Michigan, Ohio and Illinois are only now starting to rebound after years of unemployment rates well above the national average. Michigan’s unemployment rate dropped to 10.7 percent in January, down from 13.7 percent a year ago. Ohio’s unemployment rate also fell from 10.6 percent to 9.4 percent over the last year.
“The rebound in manufacturing throughout the Midwest is a positive outcome, suggesting the region will regain a foothold early this year,” said Alexander Miron, economist with Moody’s Analytics. Manufacturing is one of the few industries rapidly adding jobs, though the industry isn’t nearly as big as it once was.
Another piece of good news came earlier this week when the Obama administration announced a $4.5 million partnership between the private sector and the government to help boost manufacturing jobs and opportunities in the Midwest.
Meanwhile, unemployment rates dropped in 24 states, 10 states reported increases, and 16 states and the District of Columbia had no change in January. By comparison, December unemployment rates fell in 15 states and rose in 20. The national unemployment report dropped to a 22-month low of 8.9 percent in February.

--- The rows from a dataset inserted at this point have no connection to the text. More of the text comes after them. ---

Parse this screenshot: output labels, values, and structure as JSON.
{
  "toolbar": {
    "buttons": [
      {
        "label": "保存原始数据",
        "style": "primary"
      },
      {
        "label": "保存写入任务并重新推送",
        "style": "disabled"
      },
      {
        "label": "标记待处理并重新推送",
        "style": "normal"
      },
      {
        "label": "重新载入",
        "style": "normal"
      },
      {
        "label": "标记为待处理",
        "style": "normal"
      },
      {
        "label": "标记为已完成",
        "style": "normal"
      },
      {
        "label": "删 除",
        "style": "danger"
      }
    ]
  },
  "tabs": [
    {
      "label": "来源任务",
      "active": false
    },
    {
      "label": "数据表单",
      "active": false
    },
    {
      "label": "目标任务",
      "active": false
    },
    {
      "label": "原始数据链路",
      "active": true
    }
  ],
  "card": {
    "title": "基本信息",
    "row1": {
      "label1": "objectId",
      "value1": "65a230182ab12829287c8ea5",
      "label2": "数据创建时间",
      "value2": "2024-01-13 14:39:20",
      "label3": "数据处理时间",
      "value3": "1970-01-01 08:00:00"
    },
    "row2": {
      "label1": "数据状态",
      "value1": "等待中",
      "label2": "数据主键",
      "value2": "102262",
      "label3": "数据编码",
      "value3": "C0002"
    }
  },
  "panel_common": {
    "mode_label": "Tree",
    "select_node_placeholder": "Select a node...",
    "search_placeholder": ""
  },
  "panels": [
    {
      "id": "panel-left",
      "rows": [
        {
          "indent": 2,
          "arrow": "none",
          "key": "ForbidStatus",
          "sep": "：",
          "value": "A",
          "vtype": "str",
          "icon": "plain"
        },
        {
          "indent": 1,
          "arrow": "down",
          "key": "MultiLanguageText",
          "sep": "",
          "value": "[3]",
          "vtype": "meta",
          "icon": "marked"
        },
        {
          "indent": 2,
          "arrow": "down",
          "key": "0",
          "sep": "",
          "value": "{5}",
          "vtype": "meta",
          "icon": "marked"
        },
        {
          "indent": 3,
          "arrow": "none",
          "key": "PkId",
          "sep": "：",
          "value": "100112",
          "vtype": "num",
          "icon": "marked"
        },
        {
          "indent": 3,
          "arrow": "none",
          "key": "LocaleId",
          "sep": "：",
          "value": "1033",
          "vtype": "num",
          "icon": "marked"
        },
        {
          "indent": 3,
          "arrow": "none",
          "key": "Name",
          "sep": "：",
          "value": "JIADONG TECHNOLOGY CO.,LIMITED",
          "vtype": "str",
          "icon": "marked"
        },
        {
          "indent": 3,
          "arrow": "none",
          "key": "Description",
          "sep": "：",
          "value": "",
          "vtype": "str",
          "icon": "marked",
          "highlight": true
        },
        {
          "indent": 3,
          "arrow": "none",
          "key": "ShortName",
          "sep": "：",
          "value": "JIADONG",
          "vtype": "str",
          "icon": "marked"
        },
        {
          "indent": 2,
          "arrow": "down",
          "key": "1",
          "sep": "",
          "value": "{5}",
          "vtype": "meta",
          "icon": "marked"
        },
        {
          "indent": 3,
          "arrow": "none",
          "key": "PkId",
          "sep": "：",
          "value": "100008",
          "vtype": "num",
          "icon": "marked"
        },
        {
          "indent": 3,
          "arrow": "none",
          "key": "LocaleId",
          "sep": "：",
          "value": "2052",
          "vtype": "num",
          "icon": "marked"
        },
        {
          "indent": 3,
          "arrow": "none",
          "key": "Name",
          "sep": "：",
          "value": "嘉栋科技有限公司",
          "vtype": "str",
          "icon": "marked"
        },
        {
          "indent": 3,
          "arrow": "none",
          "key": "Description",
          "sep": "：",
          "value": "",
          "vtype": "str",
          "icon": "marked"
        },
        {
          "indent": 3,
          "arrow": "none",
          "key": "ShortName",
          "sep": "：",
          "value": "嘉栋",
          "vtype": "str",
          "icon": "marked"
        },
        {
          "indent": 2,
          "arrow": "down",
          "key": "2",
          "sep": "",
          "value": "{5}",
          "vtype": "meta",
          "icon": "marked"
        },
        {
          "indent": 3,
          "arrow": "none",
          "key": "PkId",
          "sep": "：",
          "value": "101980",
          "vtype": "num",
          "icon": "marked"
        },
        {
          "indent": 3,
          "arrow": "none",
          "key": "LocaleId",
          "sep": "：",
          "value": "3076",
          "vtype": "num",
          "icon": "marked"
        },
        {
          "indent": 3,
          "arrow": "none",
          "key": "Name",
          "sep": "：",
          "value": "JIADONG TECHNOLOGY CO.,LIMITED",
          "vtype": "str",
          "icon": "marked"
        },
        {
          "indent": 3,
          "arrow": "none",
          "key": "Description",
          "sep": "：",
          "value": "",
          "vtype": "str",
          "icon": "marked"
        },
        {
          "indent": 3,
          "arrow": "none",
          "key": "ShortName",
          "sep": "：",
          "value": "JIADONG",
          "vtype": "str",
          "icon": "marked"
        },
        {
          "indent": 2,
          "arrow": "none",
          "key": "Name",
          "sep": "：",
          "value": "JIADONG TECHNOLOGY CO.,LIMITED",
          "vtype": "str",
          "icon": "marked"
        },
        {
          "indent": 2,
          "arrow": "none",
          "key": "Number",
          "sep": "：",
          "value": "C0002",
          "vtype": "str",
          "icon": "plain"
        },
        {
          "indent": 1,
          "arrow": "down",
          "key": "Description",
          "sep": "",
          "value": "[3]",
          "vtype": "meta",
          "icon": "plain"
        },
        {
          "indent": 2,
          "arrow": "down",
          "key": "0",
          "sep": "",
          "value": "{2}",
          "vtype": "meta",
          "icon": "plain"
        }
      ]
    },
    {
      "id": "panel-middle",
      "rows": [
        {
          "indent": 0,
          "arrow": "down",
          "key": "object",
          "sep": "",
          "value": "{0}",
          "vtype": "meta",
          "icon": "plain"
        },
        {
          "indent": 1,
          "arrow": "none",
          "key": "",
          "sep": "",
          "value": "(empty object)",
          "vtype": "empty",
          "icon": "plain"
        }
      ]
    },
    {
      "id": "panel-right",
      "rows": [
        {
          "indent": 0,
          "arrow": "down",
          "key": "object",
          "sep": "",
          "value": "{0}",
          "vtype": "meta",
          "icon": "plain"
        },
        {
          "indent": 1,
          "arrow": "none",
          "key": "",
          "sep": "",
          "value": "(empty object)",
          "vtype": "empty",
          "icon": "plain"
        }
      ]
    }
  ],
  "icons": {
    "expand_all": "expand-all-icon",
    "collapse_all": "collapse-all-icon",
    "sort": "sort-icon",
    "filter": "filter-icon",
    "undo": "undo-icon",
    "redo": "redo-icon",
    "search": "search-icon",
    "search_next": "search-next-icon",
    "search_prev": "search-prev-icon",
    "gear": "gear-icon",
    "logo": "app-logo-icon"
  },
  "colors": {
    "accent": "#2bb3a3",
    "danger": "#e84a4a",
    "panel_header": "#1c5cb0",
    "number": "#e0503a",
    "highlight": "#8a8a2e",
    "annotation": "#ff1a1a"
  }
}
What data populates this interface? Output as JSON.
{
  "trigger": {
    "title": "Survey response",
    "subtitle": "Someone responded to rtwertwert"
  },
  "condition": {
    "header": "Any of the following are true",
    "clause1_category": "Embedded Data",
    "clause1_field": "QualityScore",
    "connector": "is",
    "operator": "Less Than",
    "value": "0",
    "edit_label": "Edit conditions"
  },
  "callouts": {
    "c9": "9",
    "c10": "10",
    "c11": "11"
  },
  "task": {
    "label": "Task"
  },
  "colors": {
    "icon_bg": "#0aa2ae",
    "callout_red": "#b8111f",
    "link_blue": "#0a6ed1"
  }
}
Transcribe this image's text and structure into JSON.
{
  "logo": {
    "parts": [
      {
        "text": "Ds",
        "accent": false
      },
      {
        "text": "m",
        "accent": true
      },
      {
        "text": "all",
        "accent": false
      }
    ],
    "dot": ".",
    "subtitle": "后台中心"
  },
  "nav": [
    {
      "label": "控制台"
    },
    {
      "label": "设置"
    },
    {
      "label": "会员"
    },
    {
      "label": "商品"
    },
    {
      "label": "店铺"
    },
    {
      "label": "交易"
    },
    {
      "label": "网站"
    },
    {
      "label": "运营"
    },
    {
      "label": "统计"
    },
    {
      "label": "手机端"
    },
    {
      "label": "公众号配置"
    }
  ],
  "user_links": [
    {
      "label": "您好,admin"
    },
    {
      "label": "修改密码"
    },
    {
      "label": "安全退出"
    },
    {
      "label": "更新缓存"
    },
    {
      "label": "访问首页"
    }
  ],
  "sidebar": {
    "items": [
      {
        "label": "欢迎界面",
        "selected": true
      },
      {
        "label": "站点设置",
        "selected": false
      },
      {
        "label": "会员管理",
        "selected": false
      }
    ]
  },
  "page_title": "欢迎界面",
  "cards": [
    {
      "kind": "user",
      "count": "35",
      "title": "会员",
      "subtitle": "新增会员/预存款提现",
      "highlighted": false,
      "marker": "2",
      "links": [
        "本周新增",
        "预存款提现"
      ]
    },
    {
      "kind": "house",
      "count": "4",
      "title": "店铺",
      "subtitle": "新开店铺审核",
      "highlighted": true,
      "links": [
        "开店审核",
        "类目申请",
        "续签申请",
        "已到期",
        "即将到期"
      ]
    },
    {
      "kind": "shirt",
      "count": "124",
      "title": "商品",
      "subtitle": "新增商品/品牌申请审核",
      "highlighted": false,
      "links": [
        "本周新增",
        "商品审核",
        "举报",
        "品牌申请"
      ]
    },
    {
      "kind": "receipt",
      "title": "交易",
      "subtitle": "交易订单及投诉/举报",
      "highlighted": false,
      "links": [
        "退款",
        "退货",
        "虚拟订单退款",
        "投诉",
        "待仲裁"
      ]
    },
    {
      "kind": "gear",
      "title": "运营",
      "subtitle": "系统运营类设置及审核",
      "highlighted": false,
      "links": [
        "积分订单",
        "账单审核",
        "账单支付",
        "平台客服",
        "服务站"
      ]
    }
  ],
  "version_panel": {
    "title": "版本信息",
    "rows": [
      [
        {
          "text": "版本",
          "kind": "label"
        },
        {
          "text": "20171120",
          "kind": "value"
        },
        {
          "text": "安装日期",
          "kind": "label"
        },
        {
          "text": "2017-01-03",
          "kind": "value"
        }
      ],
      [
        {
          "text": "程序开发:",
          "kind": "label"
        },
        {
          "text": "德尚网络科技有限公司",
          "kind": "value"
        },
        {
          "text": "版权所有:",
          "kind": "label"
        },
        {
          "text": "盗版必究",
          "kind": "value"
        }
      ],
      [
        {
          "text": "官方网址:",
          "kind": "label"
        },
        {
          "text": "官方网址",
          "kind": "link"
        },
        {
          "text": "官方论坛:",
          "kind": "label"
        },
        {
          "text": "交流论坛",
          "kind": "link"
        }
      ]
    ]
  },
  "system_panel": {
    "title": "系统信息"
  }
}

“The drop is more associated with the decline in the labor force as opposed to real job creation,” said Michael Brown, economist with Wells Fargo, adding, “There is still job creation going on. It’s just not as fast as the drop in the labor force participation.” The labor force includes anyone who is employed or unemployed, age 16 or over; it’s gradually declined since 2000. Brown said the low labor force participation rate stands at a non-seasonally adjusted 2.1 million, a slight decline from one year ago.